“Additional inspectors (AIs), who are currently contracted through ISPs to undertake inspections on behalf of Ofsted, will continue to form a significant part of the inspection workforce. However, from September 2015, AIs will be contracted directly by Ofsted, giving Ofsted more direct control over their selection, training and quality assurance.”
Deputy general secretary of the Association of School and College Leaders, Malcolm Trobe, welcomed the move. He said: “We believe HMIs should lead the inspection service. The inspection workforce should involve serving or recently retired school leaders who work directly for Ofsted and who receive the calibre of training needed to support the work of HMIs leading to a skilled, knowledgeable and respected inspection team. We would now like to work closely with Ofsted to get the details of this decision right.”

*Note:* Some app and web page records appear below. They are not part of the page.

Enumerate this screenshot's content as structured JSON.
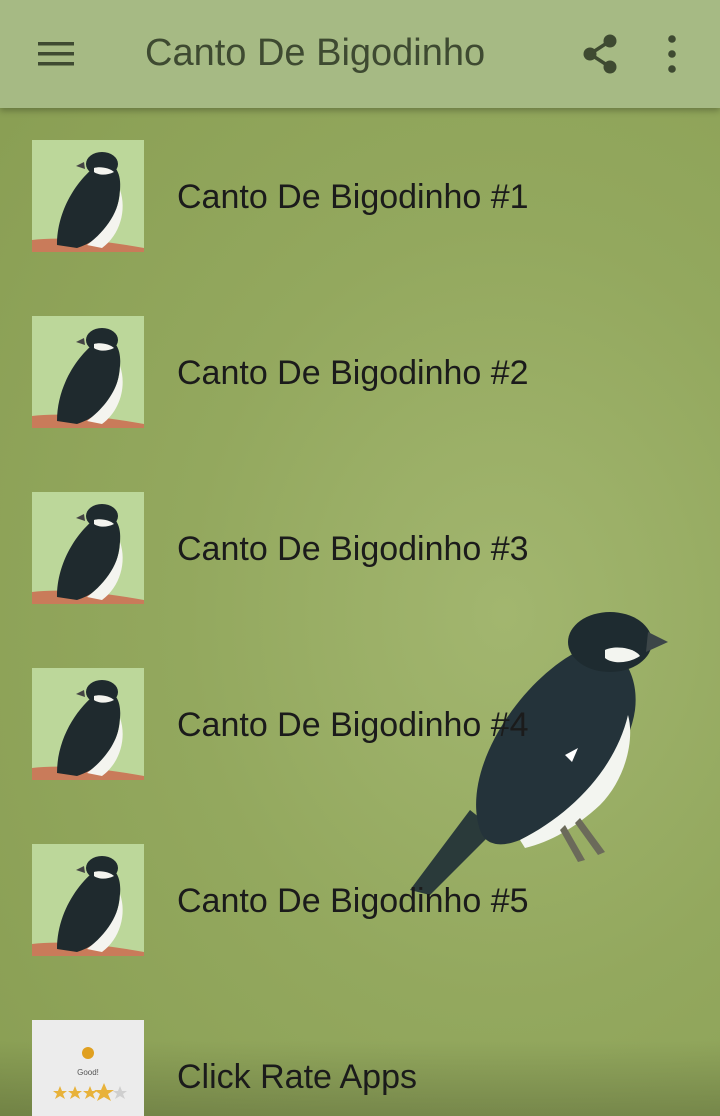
{
  "toolbar": {
    "title": "Canto De Bigodinho",
    "menu_icon": "hamburger-menu-icon",
    "share_icon": "share-icon",
    "more_icon": "more-vert-icon",
    "background": "#a6ba84"
  },
  "list": {
    "items": [
      {
        "label": "Canto De Bigodinho #1",
        "icon": "bird-thumbnail"
      },
      {
        "label": "Canto De Bigodinho #2",
        "icon": "bird-thumbnail"
      },
      {
        "label": "Canto De Bigodinho #3",
        "icon": "bird-thumbnail"
      },
      {
        "label": "Canto De Bigodinho #4",
        "icon": "bird-thumbnail"
      },
      {
        "label": "Canto De Bigodinho #5",
        "icon": "bird-thumbnail"
      }
    ],
    "rate_item": {
      "label": "Click Rate Apps",
      "icon": "rate-apps-icon",
      "badge_text": "Good!"
    }
  },
  "colors": {
    "background": "#8fa55a",
    "text": "#1b1b1b",
    "title": "#3e4a31"
  }
}
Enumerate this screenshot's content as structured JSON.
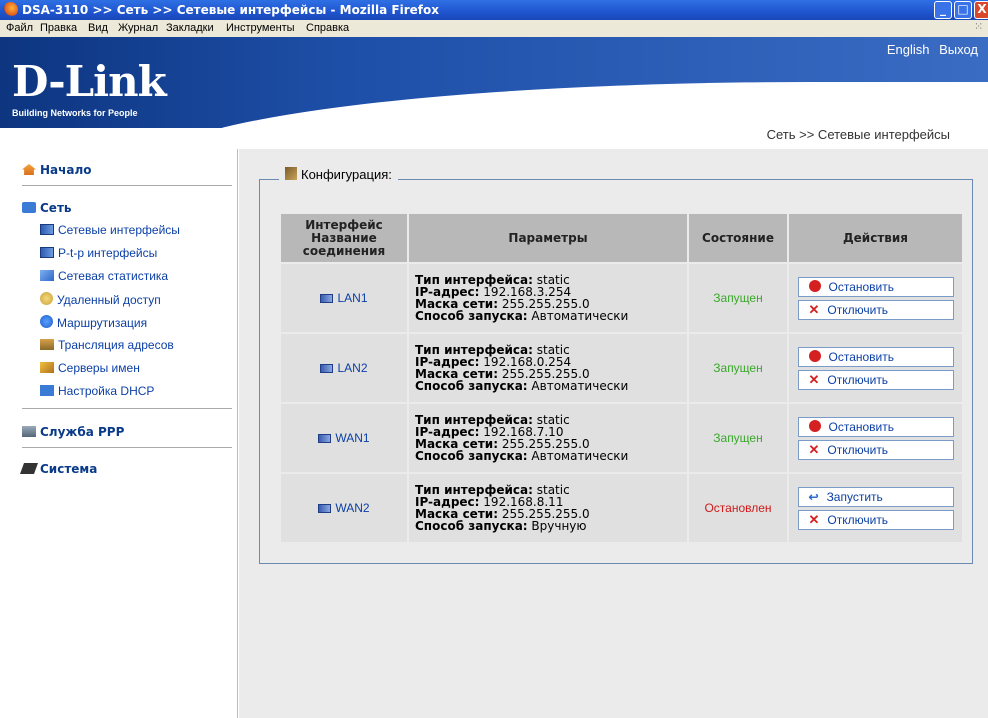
{
  "window": {
    "title": "DSA-3110 >> Сеть >> Сетевые интерфейсы - Mozilla Firefox",
    "min": "_",
    "max": "□",
    "close": "X"
  },
  "menubar": [
    "Файл",
    "Правка",
    "Вид",
    "Журнал",
    "Закладки",
    "Инструменты",
    "Справка"
  ],
  "header": {
    "logo": "D-Link",
    "tagline": "Building Networks for People",
    "lang": "English",
    "logout": "Выход",
    "breadcrumb": "Сеть >> Сетевые интерфейсы"
  },
  "sidebar": {
    "home": "Начало",
    "network": "Сеть",
    "network_items": [
      "Сетевые интерфейсы",
      "P-t-p интерфейсы",
      "Сетевая статистика",
      "Удаленный доступ",
      "Маршрутизация",
      "Трансляция адресов",
      "Серверы имен",
      "Настройка DHCP"
    ],
    "ppp": "Служба PPP",
    "system": "Система"
  },
  "config": {
    "legend": "Конфигурация:",
    "headers": [
      "Интерфейс Название соединения",
      "Параметры",
      "Состояние",
      "Действия"
    ],
    "param_labels": {
      "type": "Тип интерфейса:",
      "ip": "IP-адрес:",
      "mask": "Маска сети:",
      "start": "Способ запуска:"
    },
    "rows": [
      {
        "name": "LAN1",
        "type": "static",
        "ip": "192.168.3.254",
        "mask": "255.255.255.0",
        "start": "Автоматически",
        "state": "Запущен",
        "action1": "Остановить",
        "action2": "Отключить"
      },
      {
        "name": "LAN2",
        "type": "static",
        "ip": "192.168.0.254",
        "mask": "255.255.255.0",
        "start": "Автоматически",
        "state": "Запущен",
        "action1": "Остановить",
        "action2": "Отключить"
      },
      {
        "name": "WAN1",
        "type": "static",
        "ip": "192.168.7.10",
        "mask": "255.255.255.0",
        "start": "Автоматически",
        "state": "Запущен",
        "action1": "Остановить",
        "action2": "Отключить"
      },
      {
        "name": "WAN2",
        "type": "static",
        "ip": "192.168.8.11",
        "mask": "255.255.255.0",
        "start": "Вручную",
        "state": "Остановлен",
        "action1": "Запустить",
        "action2": "Отключить"
      }
    ]
  }
}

Russell Hobby, general secretary of the National Association of Head Teachers, added: “Bringing the management of inspection teams in-house is to be welcomed: the variability of delivery is one of the profession’s biggest concerns. Ofsted needs to be sure that its own internal quality assurance is up to spec though.
“It is inspecting too many things too frequently for us to be entirely confident about quality.”
Ofsted’s director of corporate services, Nick Jackson, said: “For the last five years our Inspection Service Providers have delivered a successful and professional inspection programme for Ofsted.
“With the conclusion of these contracts the time was right to look again at how Ofsted can best deliver a service that is both efficient and flexible. We are confident that this is the right model.”